The problem with project management software is that the average user can't readily discern what is happening with any given project.
The fact that most users of project management software have to be trained to effectively use it readily explains why most people don't end up using it at all. Instead, the vast majority of people will fall back on a spreadsheet, database or even presentation software.
But none of those applications readily lend themselves to project management. The good news is that project management is about to get a significant boost from Mindjet, which today is launching version 9 of its MindManager. Mindjet has a long history of adding a visual overlay to PC applications that were not designed with the average person in mind. This new version, says Neil Mendelson, vice president of product managment, applies that appreciation for visualization to project management.
A visual approach to project management is long overdue. Given the fact that just about everybody has a project to manage somewhere, no further indictment of the state of project management software is required other than the fact that nine out 10 people that have a project to manage don't use it. MindManager is designed to manage projects the way people naturally think. By visually linking elements of a project together, users can create a timeline to manage their project and then share that information in a way other people can readily understand.
And best of all for the project management wonks in the company, Mindjet can export a project management file in the form of a Gantt chart. That means average people can manage a project and then share that information with the project management application that has been adopted as the corporate standard by people who have been specifically trained in the mysterious ways of the formal project management priesthood.

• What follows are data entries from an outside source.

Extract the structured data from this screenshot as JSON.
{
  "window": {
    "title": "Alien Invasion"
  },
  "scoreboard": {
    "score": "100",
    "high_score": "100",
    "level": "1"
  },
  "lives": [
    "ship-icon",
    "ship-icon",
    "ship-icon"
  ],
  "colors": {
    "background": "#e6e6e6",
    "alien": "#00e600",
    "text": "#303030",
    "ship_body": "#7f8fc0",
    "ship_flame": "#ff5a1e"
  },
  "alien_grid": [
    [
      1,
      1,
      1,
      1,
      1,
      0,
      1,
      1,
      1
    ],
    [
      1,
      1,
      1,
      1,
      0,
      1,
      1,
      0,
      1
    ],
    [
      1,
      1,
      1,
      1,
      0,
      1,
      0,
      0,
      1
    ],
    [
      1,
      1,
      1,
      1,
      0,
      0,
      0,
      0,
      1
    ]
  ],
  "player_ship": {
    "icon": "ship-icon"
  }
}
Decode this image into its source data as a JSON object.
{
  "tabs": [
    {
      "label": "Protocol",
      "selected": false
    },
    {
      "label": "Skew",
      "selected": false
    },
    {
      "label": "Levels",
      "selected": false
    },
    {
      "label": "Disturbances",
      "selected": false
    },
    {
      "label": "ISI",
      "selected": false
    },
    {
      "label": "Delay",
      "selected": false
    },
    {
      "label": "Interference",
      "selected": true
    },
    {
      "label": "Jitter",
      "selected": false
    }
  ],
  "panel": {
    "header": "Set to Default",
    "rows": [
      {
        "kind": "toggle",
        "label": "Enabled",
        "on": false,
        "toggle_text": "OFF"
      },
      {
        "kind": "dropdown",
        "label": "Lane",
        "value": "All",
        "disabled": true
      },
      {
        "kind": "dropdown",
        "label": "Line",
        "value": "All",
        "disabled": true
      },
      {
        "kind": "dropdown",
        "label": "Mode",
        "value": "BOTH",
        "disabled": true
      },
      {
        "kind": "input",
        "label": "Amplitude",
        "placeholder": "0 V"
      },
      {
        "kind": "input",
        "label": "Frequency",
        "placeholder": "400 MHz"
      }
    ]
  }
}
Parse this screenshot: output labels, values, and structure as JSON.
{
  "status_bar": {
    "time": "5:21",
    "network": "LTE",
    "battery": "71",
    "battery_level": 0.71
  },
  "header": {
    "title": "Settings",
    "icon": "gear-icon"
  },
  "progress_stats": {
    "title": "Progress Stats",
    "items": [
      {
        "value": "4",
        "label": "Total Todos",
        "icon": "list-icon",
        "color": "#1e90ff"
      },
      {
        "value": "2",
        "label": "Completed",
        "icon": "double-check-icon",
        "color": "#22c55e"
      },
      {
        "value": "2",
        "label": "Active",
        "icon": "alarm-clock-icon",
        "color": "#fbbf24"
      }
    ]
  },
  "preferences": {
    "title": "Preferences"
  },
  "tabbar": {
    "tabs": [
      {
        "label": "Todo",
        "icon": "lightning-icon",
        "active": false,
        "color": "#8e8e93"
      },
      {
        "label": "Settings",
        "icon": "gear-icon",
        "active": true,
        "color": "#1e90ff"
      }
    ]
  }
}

Software in general was designed to manage data, rather than information, and that is a problem. The good news is that advances in how to visually manage data are being made every day; they're just not necessarily being made by the people who design the software that is used most used in the enterprise today.